## Your task
The response should be a faithful copy of every record, with nothing left out.

## Raw data
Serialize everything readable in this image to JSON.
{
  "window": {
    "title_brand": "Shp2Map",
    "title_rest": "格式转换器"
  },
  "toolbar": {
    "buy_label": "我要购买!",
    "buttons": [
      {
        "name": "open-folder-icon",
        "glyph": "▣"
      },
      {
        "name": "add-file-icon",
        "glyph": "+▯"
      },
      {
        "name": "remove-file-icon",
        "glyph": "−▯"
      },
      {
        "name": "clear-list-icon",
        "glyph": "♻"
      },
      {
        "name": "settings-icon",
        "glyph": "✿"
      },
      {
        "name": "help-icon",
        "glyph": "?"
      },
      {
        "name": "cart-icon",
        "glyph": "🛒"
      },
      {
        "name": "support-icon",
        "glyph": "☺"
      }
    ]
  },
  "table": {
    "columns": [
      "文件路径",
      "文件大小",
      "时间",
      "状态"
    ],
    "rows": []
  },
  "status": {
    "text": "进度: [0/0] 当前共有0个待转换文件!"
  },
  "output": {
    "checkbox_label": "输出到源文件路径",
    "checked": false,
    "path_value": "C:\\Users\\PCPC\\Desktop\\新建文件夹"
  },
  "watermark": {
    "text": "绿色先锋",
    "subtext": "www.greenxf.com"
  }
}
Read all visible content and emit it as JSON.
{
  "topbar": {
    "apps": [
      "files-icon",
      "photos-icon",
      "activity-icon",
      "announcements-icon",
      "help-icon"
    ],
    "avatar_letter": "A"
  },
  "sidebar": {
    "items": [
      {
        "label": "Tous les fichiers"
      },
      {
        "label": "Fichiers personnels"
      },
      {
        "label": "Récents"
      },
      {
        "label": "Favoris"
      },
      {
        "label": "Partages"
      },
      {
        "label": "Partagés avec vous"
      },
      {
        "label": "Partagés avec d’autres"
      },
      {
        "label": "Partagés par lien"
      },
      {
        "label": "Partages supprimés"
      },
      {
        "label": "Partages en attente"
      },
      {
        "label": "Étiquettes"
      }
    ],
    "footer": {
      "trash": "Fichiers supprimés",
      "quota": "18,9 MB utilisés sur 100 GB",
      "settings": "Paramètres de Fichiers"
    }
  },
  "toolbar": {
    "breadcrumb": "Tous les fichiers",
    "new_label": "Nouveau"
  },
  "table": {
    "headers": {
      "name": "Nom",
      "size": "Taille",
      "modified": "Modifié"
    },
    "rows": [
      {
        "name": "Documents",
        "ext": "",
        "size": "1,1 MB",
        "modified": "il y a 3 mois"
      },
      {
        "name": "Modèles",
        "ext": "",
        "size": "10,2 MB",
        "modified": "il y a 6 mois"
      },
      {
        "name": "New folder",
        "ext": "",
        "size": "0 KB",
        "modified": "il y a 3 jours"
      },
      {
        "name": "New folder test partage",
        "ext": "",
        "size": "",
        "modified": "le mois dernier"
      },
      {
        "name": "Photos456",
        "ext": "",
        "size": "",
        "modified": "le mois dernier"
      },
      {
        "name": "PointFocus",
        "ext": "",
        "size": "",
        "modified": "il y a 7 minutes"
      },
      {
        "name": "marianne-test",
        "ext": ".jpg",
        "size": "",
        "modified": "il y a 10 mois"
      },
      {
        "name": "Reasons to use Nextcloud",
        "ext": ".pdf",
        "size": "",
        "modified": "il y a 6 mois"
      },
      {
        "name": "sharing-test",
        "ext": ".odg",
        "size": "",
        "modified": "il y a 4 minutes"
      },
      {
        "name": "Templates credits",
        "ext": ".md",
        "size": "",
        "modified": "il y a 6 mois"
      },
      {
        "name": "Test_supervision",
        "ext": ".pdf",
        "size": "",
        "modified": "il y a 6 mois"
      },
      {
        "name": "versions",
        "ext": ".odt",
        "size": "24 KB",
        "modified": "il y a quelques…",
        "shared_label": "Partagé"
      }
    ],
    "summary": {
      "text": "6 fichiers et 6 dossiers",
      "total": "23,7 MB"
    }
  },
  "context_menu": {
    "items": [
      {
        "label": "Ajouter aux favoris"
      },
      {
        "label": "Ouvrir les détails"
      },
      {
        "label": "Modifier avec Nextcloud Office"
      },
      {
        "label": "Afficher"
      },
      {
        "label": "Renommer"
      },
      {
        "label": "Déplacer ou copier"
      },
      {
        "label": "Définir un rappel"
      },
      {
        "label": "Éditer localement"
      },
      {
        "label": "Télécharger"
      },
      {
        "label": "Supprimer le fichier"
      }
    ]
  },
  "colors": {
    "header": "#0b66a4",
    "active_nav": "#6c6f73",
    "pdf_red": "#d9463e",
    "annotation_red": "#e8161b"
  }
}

## Task result
Serialize everything readable in this image to JSON.
{
  "window": {
    "title_brand": "Shp2Map",
    "title_rest": "格式转换器"
  },
  "toolbar": {
    "buy_label": "我要购买!",
    "buttons": [
      {
        "name": "open-folder-icon",
        "glyph": "▣"
      },
      {
        "name": "add-file-icon",
        "glyph": "+▯"
      },
      {
        "name": "remove-file-icon",
        "glyph": "−▯"
      },
      {
        "name": "clear-list-icon",
        "glyph": "♻"
      },
      {
        "name": "settings-icon",
        "glyph": "✿"
      },
      {
        "name": "help-icon",
        "glyph": "?"
      },
      {
        "name": "cart-icon",
        "glyph": "🛒"
      },
      {
        "name": "support-icon",
        "glyph": "☺"
      }
    ]
  },
  "table": {
    "columns": [
      "文件路径",
      "文件大小",
      "时间",
      "状态"
    ],
    "rows": []
  },
  "status": {
    "text": "进度: [0/0] 当前共有0个待转换文件!"
  },
  "output": {
    "checkbox_label": "输出到源文件路径",
    "checked": false,
    "path_value": "C:\\Users\\PCPC\\Desktop\\新建文件夹"
  },
  "watermark": {
    "text": "绿色先锋",
    "subtext": "www.greenxf.com"
  }
}
Read all visible content and emit it as JSON.
{
  "topbar": {
    "apps": [
      "files-icon",
      "photos-icon",
      "activity-icon",
      "announcements-icon",
      "help-icon"
    ],
    "avatar_letter": "A"
  },
  "sidebar": {
    "items": [
      {
        "label": "Tous les fichiers"
      },
      {
        "label": "Fichiers personnels"
      },
      {
        "label": "Récents"
      },
      {
        "label": "Favoris"
      },
      {
        "label": "Partages"
      },
      {
        "label": "Partagés avec vous"
      },
      {
        "label": "Partagés avec d’autres"
      },
      {
        "label": "Partagés par lien"
      },
      {
        "label": "Partages supprimés"
      },
      {
        "label": "Partages en attente"
      },
      {
        "label": "Étiquettes"
      }
    ],
    "footer": {
      "trash": "Fichiers supprimés",
      "quota": "18,9 MB utilisés sur 100 GB",
      "settings": "Paramètres de Fichiers"
    }
  },
  "toolbar": {
    "breadcrumb": "Tous les fichiers",
    "new_label": "Nouveau"
  },
  "table": {
    "headers": {
      "name": "Nom",
      "size": "Taille",
      "modified": "Modifié"
    },
    "rows": [
      {
        "name": "Documents",
        "ext": "",
        "size": "1,1 MB",
        "modified": "il y a 3 mois"
      },
      {
        "name": "Modèles",
        "ext": "",
        "size": "10,2 MB",
        "modified": "il y a 6 mois"
      },
      {
        "name": "New folder",
        "ext": "",
        "size": "0 KB",
        "modified": "il y a 3 jours"
      },
      {
        "name": "New folder test partage",
        "ext": "",
        "size": "",
        "modified": "le mois dernier"
      },
      {
        "name": "Photos456",
        "ext": "",
        "size": "",
        "modified": "le mois dernier"
      },
      {
        "name": "PointFocus",
        "ext": "",
        "size": "",
        "modified": "il y a 7 minutes"
      },
      {
        "name": "marianne-test",
        "ext": ".jpg",
        "size": "",
        "modified": "il y a 10 mois"
      },
      {
        "name": "Reasons to use Nextcloud",
        "ext": ".pdf",
        "size": "",
        "modified": "il y a 6 mois"
      },
      {
        "name": "sharing-test",
        "ext": ".odg",
        "size": "",
        "modified": "il y a 4 minutes"
      },
      {
        "name": "Templates credits",
        "ext": ".md",
        "size": "",
        "modified": "il y a 6 mois"
      },
      {
        "name": "Test_supervision",
        "ext": ".pdf",
        "size": "",
        "modified": "il y a 6 mois"
      },
      {
        "name": "versions",
        "ext": ".odt",
        "size": "24 KB",
        "modified": "il y a quelques…",
        "shared_label": "Partagé"
      }
    ],
    "summary": {
      "text": "6 fichiers et 6 dossiers",
      "total": "23,7 MB"
    }
  },
  "context_menu": {
    "items": [
      {
        "label": "Ajouter aux favoris"
      },
      {
        "label": "Ouvrir les détails"
      },
      {
        "label": "Modifier avec Nextcloud Office"
      },
      {
        "label": "Afficher"
      },
      {
        "label": "Renommer"
      },
      {
        "label": "Déplacer ou copier"
      },
      {
        "label": "Définir un rappel"
      },
      {
        "label": "Éditer localement"
      },
      {
        "label": "Télécharger"
      },
      {
        "label": "Supprimer le fichier"
      }
    ]
  },
  "colors": {
    "header": "#0b66a4",
    "active_nav": "#6c6f73",
    "pdf_red": "#d9463e",
    "annotation_red": "#e8161b"
  }
}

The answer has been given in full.